The year that followed was filled with similar periods of political turbulence, and the first anniversary of the 2014 election brought renewed calls for a nation-wide transit strike and anti-government rallies by the BNP, reiterating demands for ‘snap polls’ under a caretaker government. The AL’s ban on public demonstrations did not deter BNP from successfully enforcing shutdowns on working days, incurring huge losses to the economy. The AL is uncomfortable with BNP’s massive street power and funding that is allegedly attributed to its close alliance with the JeI. Wary of the perceived attached radical element, Sheikh Hasina has made the severing of ties with JeI and other religious parties a pre-requisite for talks with Khaleda Zia, a demand the BNP has refused. Neither side appears to want to show any flexibility towards the other.
The international community has repeatedly called on all parties to work together to diffuse the tension. On January 16, Ravina Shamdasani, a spokesperson for the UN High Commissioner for Human Rights (OHCHR), urged restraint: “We urge all political parties to show restraint and to bring an immediate end to the violence. We also call on the authorities to ensure the prompt, impartial and effective investigation of all killings committed – irrespective of whether they were committed by State or non-State actors.” The European parliament delegation also paid a four-day visit to Bangladesh last month, led by Cristian Dan Preda, vice-chairperson of the European Parliament’s subcommittee on Human Rights, was quoted saying: “We’re here because we’re very concerned about human rights situation”.

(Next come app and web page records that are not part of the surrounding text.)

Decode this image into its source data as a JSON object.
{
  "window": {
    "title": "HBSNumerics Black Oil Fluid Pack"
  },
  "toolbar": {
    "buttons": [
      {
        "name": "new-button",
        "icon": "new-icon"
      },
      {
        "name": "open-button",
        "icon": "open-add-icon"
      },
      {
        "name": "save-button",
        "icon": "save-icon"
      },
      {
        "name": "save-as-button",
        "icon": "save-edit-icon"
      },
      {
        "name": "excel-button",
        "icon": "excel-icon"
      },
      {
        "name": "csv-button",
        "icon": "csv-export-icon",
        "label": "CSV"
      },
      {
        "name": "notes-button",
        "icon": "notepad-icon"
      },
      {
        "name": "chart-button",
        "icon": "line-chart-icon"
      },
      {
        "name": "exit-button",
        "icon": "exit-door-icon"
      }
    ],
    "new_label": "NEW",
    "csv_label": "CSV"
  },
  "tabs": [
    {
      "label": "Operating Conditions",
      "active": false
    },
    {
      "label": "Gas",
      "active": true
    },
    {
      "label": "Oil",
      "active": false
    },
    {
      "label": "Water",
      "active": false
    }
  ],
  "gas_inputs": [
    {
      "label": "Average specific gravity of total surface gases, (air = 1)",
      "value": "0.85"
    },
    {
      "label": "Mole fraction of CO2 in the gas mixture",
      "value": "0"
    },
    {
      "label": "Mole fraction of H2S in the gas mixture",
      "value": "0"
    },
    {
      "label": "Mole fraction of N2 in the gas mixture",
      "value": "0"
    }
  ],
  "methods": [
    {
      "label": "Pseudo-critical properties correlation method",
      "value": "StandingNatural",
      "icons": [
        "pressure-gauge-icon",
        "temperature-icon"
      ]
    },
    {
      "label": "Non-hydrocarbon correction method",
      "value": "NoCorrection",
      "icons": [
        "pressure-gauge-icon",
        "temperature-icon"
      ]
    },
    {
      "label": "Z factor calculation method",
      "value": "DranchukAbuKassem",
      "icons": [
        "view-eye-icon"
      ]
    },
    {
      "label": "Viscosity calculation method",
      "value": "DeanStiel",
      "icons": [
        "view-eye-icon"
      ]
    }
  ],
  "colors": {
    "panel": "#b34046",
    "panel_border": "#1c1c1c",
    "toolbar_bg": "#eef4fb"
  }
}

Although the plight of the common man through this turmoil should be enough to guide the actions of their leaders, perhaps a look at financial considerations would help the Begums get their priorities in order. An unstable country is not an attractive option for foreign investment, not to mention how one unstable country has the potential to destabilize the whole region – especially one already as volatile as South Asia.
In conclusion, this political strife in Bangladesh requires a concerted effort on the part of both leaders to show an earnest desire for reconciliation and bringing peace and security in the country. Rising above personal vendettas would be a crucial first step towards any improvement, before compromise and strategic depth can become the main strengths of their political strategy. A comprehensive political dialogue aimed at resolving all issues of discontent, including the caretaker system, war crimes tribunals and fresh elections is of utmost urgency. Only then can any future government focus on building and strengthening independent state institutions to improve long-term prospects of transparent and democratic governance in Bangladesh.
SouthAsia Magazine, March 2015